“For the sake of my brethren and companions I shall speak of shalom in your midst. For the sake of the House of Hashem, our God, I will pray for your good.” (Psalm 122:8,9)
“For the sake of my brethren and companions” – Each member of Israel in exile is concerned about the shalom of Jerusalem not just for themselves, but for the sake of all their brethren and companions – all the People of Israel. (Commentaries of Radak and Metzudas David)
Yosef Ben Shlomo Hakohen (See below)
1. Although the Shechinah is in exile, there are holy places where the hidden Shechinah is more revealed. For example, Rabbi Acha said, “The Shechinah will never move from the Western Wall” (Exodus Rabbah 2:2).
2. There are biblical references which refer to the rebuilding of the Temple, the ingathering of the exiles, and the full redemption as Hashem dwelling once again in the midst of Jerusalem. For an example, see Zechariah 8:2 and the ancient Aramaic translation and commentary, Targun Yonasan, which explains that this future dwelling refers to the return of the Shechinah. According to our tradition, we do not “study” these and other verses of comfort on Tisha B’Av. We do, however, publicly chant on Tisha B’Av afternoon – during the afternoon service – the prophecy of comfort which is found in Isaiah 55:6-56:8.
3. “For the sake of my brethren and companions” – As we mentioned in the previous letter, Rabbi Hirsch finds in this verse another level of meaning. He writes:
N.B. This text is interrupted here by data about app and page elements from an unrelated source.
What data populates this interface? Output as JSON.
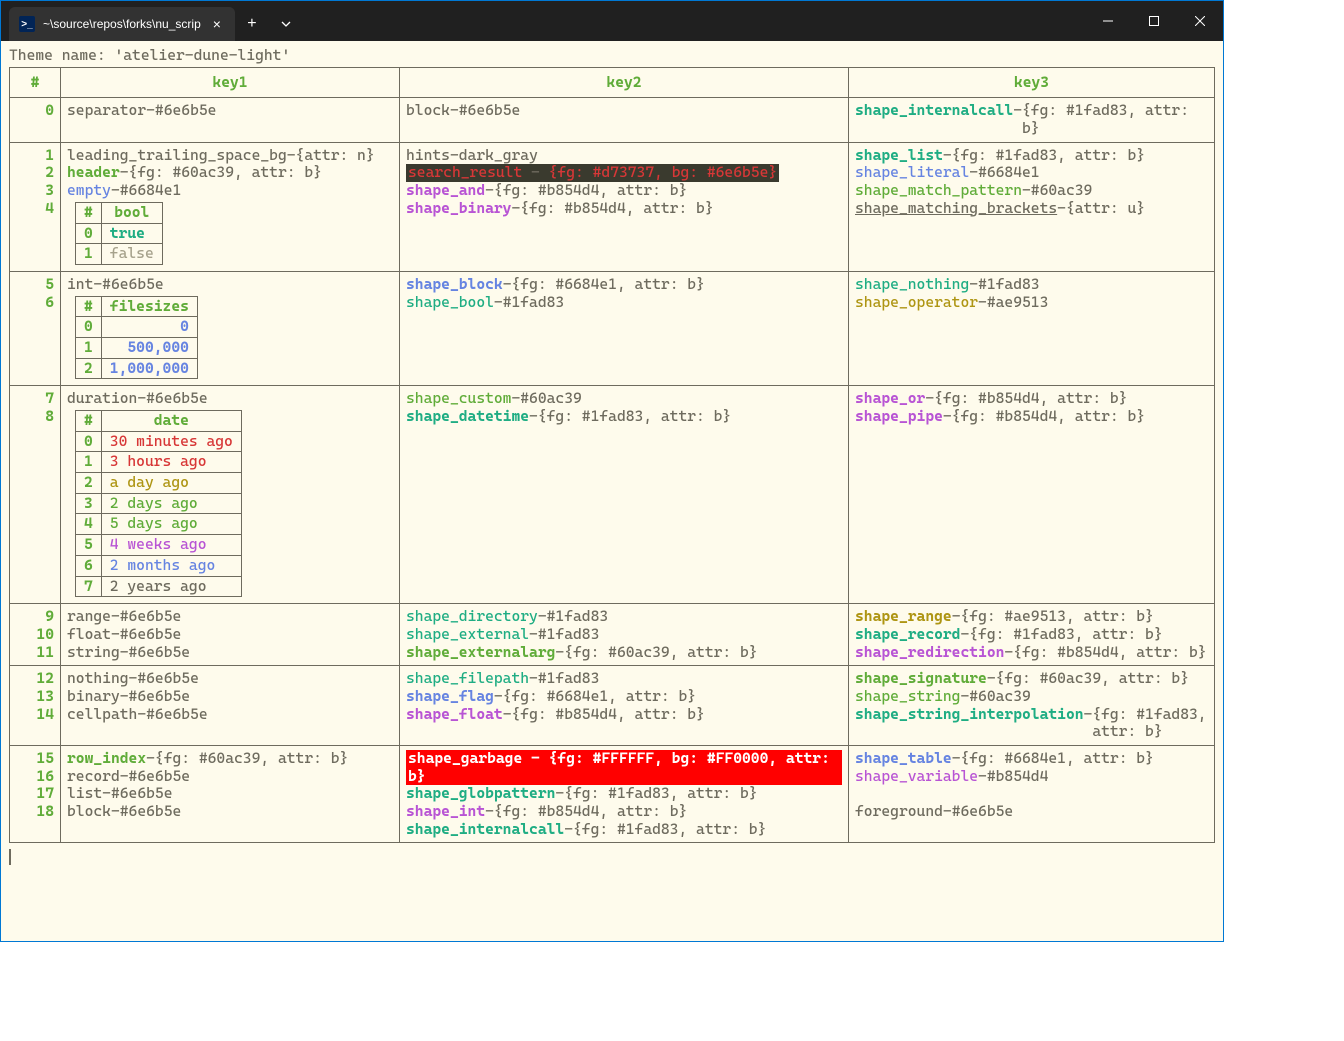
{
  "window": {
    "tab_title": "~\\source\\repos\\forks\\nu_scrip"
  },
  "theme_line": "Theme name: 'atelier-dune-light'",
  "headers": {
    "num": "#",
    "k1": "key1",
    "k2": "key2",
    "k3": "key3"
  },
  "inner_bool": {
    "head_idx": "#",
    "head_val": "bool",
    "rows": [
      {
        "idx": "0",
        "val": "true",
        "cls": "c-bgreen bold"
      },
      {
        "idx": "1",
        "val": "false",
        "cls": "c-dim"
      }
    ]
  },
  "inner_fs": {
    "head_idx": "#",
    "head_val": "filesizes",
    "rows": [
      {
        "idx": "0",
        "val": "0"
      },
      {
        "idx": "1",
        "val": "500,000"
      },
      {
        "idx": "2",
        "val": "1,000,000"
      }
    ]
  },
  "inner_date": {
    "head_idx": "#",
    "head_val": "date",
    "rows": [
      {
        "idx": "0",
        "val": "30 minutes ago",
        "cls": "c-red"
      },
      {
        "idx": "1",
        "val": "3 hours ago",
        "cls": "c-red"
      },
      {
        "idx": "2",
        "val": "a day ago",
        "cls": "c-yellow"
      },
      {
        "idx": "3",
        "val": "2 days ago",
        "cls": "c-green"
      },
      {
        "idx": "4",
        "val": "5 days ago",
        "cls": "c-green"
      },
      {
        "idx": "5",
        "val": "4 weeks ago",
        "cls": "c-purple"
      },
      {
        "idx": "6",
        "val": "2 months ago",
        "cls": "c-blue"
      },
      {
        "idx": "7",
        "val": "2 years ago",
        "cls": "c-fg"
      }
    ]
  },
  "rows": [
    {
      "n": "0",
      "nums": [
        "0"
      ],
      "k1": [
        {
          "key": "separator",
          "kcls": "c-fg",
          "val": "#6e6b5e",
          "vcls": "c-fg"
        }
      ],
      "k2": [
        {
          "key": "block",
          "kcls": "c-fg",
          "val": "#6e6b5e",
          "vcls": "c-fg"
        }
      ],
      "k3": [
        {
          "key": "shape_internalcall",
          "kcls": "c-bgreen bold",
          "val": "{fg: #1fad83, attr: b}",
          "vcls": "c-fg"
        }
      ]
    },
    {
      "n": "1",
      "nums": [
        "1",
        "2",
        "3",
        "4"
      ],
      "k1": [
        {
          "key": "leading_trailing_space_bg",
          "kcls": "c-fg",
          "val": "{attr: n}",
          "vcls": "c-fg"
        },
        {
          "key": "header",
          "kcls": "c-green bold",
          "val": "{fg: #60ac39, attr: b}",
          "vcls": "c-fg"
        },
        {
          "key": "empty",
          "kcls": "c-blue",
          "val": "#6684e1",
          "vcls": "c-fg"
        },
        {
          "special": "bool_table"
        }
      ],
      "k2": [
        {
          "key": "hints",
          "kcls": "c-fg",
          "val": "dark_gray",
          "vcls": "c-fg"
        },
        {
          "special": "search_result"
        },
        {
          "key": "shape_and",
          "kcls": "c-purple bold",
          "val": "{fg: #b854d4, attr: b}",
          "vcls": "c-fg"
        },
        {
          "key": "shape_binary",
          "kcls": "c-purple bold",
          "val": "{fg: #b854d4, attr: b}",
          "vcls": "c-fg"
        }
      ],
      "k3": [
        {
          "key": "shape_list",
          "kcls": "c-bgreen bold",
          "val": "{fg: #1fad83, attr: b}",
          "vcls": "c-fg"
        },
        {
          "key": "shape_literal",
          "kcls": "c-blue",
          "val": "#6684e1",
          "vcls": "c-fg"
        },
        {
          "key": "shape_match_pattern",
          "kcls": "c-green",
          "val": "#60ac39",
          "vcls": "c-fg"
        },
        {
          "key": "shape_matching_brackets",
          "kcls": "c-fg underline",
          "val": "{attr: u}",
          "vcls": "c-fg"
        }
      ]
    },
    {
      "n": "5",
      "nums": [
        "5",
        "6"
      ],
      "k1": [
        {
          "key": "int",
          "kcls": "c-fg",
          "val": "#6e6b5e",
          "vcls": "c-fg"
        },
        {
          "special": "fs_table"
        }
      ],
      "k2": [
        {
          "key": "shape_block",
          "kcls": "c-blue bold",
          "val": "{fg: #6684e1, attr: b}",
          "vcls": "c-fg"
        },
        {
          "key": "shape_bool",
          "kcls": "c-bgreen",
          "val": "#1fad83",
          "vcls": "c-fg"
        }
      ],
      "k3": [
        {
          "key": "shape_nothing",
          "kcls": "c-bgreen",
          "val": "#1fad83",
          "vcls": "c-fg"
        },
        {
          "key": "shape_operator",
          "kcls": "c-yellow",
          "val": "#ae9513",
          "vcls": "c-fg"
        }
      ]
    },
    {
      "n": "7",
      "nums": [
        "7",
        "8"
      ],
      "k1": [
        {
          "key": "duration",
          "kcls": "c-fg",
          "val": "#6e6b5e",
          "vcls": "c-fg"
        },
        {
          "special": "date_table"
        }
      ],
      "k2": [
        {
          "key": "shape_custom",
          "kcls": "c-green",
          "val": "#60ac39",
          "vcls": "c-fg"
        },
        {
          "key": "shape_datetime",
          "kcls": "c-bgreen bold",
          "val": "{fg: #1fad83, attr: b}",
          "vcls": "c-fg"
        }
      ],
      "k3": [
        {
          "key": "shape_or",
          "kcls": "c-purple bold",
          "val": "{fg: #b854d4, attr: b}",
          "vcls": "c-fg"
        },
        {
          "key": "shape_pipe",
          "kcls": "c-purple bold",
          "val": "{fg: #b854d4, attr: b}",
          "vcls": "c-fg"
        }
      ]
    },
    {
      "n": "9",
      "nums": [
        "9",
        "10",
        "11"
      ],
      "k1": [
        {
          "key": "range",
          "kcls": "c-fg",
          "val": "#6e6b5e",
          "vcls": "c-fg"
        },
        {
          "key": "float",
          "kcls": "c-fg",
          "val": "#6e6b5e",
          "vcls": "c-fg"
        },
        {
          "key": "string",
          "kcls": "c-fg",
          "val": "#6e6b5e",
          "vcls": "c-fg"
        }
      ],
      "k2": [
        {
          "key": "shape_directory",
          "kcls": "c-bgreen",
          "val": "#1fad83",
          "vcls": "c-fg"
        },
        {
          "key": "shape_external",
          "kcls": "c-bgreen",
          "val": "#1fad83",
          "vcls": "c-fg"
        },
        {
          "key": "shape_externalarg",
          "kcls": "c-green bold",
          "val": "{fg: #60ac39, attr: b}",
          "vcls": "c-fg"
        }
      ],
      "k3": [
        {
          "key": "shape_range",
          "kcls": "c-yellow bold",
          "val": "{fg: #ae9513, attr: b}",
          "vcls": "c-fg"
        },
        {
          "key": "shape_record",
          "kcls": "c-bgreen bold",
          "val": "{fg: #1fad83, attr: b}",
          "vcls": "c-fg"
        },
        {
          "key": "shape_redirection",
          "kcls": "c-purple bold",
          "val": "{fg: #b854d4, attr: b}",
          "vcls": "c-fg"
        }
      ]
    },
    {
      "n": "12",
      "nums": [
        "12",
        "13",
        "14"
      ],
      "k1": [
        {
          "key": "nothing",
          "kcls": "c-fg",
          "val": "#6e6b5e",
          "vcls": "c-fg"
        },
        {
          "key": "binary",
          "kcls": "c-fg",
          "val": "#6e6b5e",
          "vcls": "c-fg"
        },
        {
          "key": "cellpath",
          "kcls": "c-fg",
          "val": "#6e6b5e",
          "vcls": "c-fg"
        }
      ],
      "k2": [
        {
          "key": "shape_filepath",
          "kcls": "c-bgreen",
          "val": "#1fad83",
          "vcls": "c-fg"
        },
        {
          "key": "shape_flag",
          "kcls": "c-blue bold",
          "val": "{fg: #6684e1, attr: b}",
          "vcls": "c-fg"
        },
        {
          "key": "shape_float",
          "kcls": "c-purple bold",
          "val": "{fg: #b854d4, attr: b}",
          "vcls": "c-fg"
        }
      ],
      "k3": [
        {
          "key": "shape_signature",
          "kcls": "c-green bold",
          "val": "{fg: #60ac39, attr: b}",
          "vcls": "c-fg"
        },
        {
          "key": "shape_string",
          "kcls": "c-green",
          "val": "#60ac39",
          "vcls": "c-fg"
        },
        {
          "key": "shape_string_interpolation",
          "kcls": "c-bgreen bold",
          "val": "{fg: #1fad83, attr: b}",
          "vcls": "c-fg"
        }
      ]
    },
    {
      "n": "15",
      "nums": [
        "15",
        "16",
        "17",
        "18"
      ],
      "k1": [
        {
          "key": "row_index",
          "kcls": "c-green bold",
          "val": "{fg: #60ac39, attr: b}",
          "vcls": "c-fg"
        },
        {
          "key": "record",
          "kcls": "c-fg",
          "val": "#6e6b5e",
          "vcls": "c-fg"
        },
        {
          "key": "list",
          "kcls": "c-fg",
          "val": "#6e6b5e",
          "vcls": "c-fg"
        },
        {
          "key": "block",
          "kcls": "c-fg",
          "val": "#6e6b5e",
          "vcls": "c-fg"
        }
      ],
      "k2": [
        {
          "special": "garbage"
        },
        {
          "key": "shape_globpattern",
          "kcls": "c-bgreen bold",
          "val": "{fg: #1fad83, attr: b}",
          "vcls": "c-fg"
        },
        {
          "key": "shape_int",
          "kcls": "c-purple bold",
          "val": "{fg: #b854d4, attr: b}",
          "vcls": "c-fg"
        },
        {
          "key": "shape_internalcall",
          "kcls": "c-bgreen bold",
          "val": "{fg: #1fad83, attr: b}",
          "vcls": "c-fg"
        }
      ],
      "k3": [
        {
          "key": "shape_table",
          "kcls": "c-blue bold",
          "val": "{fg: #6684e1, attr: b}",
          "vcls": "c-fg"
        },
        {
          "key": "shape_variable",
          "kcls": "c-purple",
          "val": "#b854d4",
          "vcls": "c-fg"
        },
        {
          "blank": true
        },
        {
          "key": "foreground",
          "kcls": "c-fg",
          "val": "#6e6b5e",
          "vcls": "c-fg"
        }
      ]
    }
  ],
  "search_result": {
    "key": "search_result",
    "val": "{fg: #d73737, bg: #6e6b5e}"
  },
  "garbage": {
    "text": "shape_garbage - {fg: #FFFFFF, bg: #FF0000, attr: b}"
  }
}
“May the fulfillment of this wish benefit all those who would join Israel as brethren and companions. And in the salvation that will blossom forth for Jerusalem, may that ideal be perfected at long last which had received its first foundation with the erection of the House of Hashem on Mount Moriah in the midst of Jerusalem for the future of Israel and of humankind.”
Rabbi Hirsch then refers to the comforting verses of Isaiah 2:2-4 which describe the pilgrimage of the peoples to Jerusalem and the universal shalom which will result from this pilgrimage.